Task instructions:
Using the lines below, work out the count of those that hold "content". Give the number only.

Dataset rows for apps and sites:
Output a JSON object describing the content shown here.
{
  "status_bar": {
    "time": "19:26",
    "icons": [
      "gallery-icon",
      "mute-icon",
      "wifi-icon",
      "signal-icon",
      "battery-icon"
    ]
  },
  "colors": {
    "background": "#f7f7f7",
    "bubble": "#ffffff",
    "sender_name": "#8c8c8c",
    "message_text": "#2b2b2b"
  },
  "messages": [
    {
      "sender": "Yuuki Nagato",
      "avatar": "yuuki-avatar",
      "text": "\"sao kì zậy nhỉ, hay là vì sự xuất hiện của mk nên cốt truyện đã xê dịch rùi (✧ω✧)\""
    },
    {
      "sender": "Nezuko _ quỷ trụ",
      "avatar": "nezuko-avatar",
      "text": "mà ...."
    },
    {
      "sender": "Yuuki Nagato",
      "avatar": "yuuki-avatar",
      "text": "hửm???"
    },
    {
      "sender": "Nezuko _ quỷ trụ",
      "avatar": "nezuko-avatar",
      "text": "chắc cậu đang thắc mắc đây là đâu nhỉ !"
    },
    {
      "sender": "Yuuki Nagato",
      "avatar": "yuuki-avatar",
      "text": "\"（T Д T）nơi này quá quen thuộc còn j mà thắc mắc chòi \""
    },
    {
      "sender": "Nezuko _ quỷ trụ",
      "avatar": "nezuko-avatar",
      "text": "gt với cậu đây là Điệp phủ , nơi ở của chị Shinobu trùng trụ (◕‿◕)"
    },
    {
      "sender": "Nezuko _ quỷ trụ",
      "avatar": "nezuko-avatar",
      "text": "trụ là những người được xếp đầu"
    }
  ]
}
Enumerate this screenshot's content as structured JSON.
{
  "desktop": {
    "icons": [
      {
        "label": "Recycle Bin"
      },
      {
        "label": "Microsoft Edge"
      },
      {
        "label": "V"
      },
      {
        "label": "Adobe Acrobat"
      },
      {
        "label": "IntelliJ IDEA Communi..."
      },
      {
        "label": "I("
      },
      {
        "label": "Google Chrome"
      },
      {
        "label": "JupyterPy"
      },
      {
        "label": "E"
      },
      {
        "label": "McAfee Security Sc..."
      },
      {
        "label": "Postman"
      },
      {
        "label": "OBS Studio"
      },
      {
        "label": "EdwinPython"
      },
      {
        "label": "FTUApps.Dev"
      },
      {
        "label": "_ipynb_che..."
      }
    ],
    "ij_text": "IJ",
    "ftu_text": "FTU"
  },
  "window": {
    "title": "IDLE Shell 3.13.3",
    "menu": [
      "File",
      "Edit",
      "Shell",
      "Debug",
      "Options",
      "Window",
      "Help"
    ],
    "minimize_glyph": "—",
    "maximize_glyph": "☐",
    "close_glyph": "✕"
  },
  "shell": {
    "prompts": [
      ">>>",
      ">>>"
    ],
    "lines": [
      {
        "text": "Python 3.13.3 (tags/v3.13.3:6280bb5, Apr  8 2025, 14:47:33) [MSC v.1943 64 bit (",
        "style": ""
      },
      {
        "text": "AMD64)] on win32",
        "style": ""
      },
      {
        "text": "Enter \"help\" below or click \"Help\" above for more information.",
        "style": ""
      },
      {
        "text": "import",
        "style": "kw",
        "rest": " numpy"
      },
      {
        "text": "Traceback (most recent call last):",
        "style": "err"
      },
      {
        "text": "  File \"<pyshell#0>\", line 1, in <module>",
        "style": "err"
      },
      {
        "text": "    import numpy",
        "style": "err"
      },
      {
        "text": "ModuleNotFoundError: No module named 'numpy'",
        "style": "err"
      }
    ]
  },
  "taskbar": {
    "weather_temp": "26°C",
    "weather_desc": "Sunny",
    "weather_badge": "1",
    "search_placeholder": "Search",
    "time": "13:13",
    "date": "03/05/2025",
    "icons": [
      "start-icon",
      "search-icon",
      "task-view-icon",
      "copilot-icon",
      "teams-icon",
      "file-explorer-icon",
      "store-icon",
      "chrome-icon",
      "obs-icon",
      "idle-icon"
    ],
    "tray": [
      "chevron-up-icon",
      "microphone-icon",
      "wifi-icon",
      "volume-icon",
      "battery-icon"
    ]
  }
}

Written answer:
2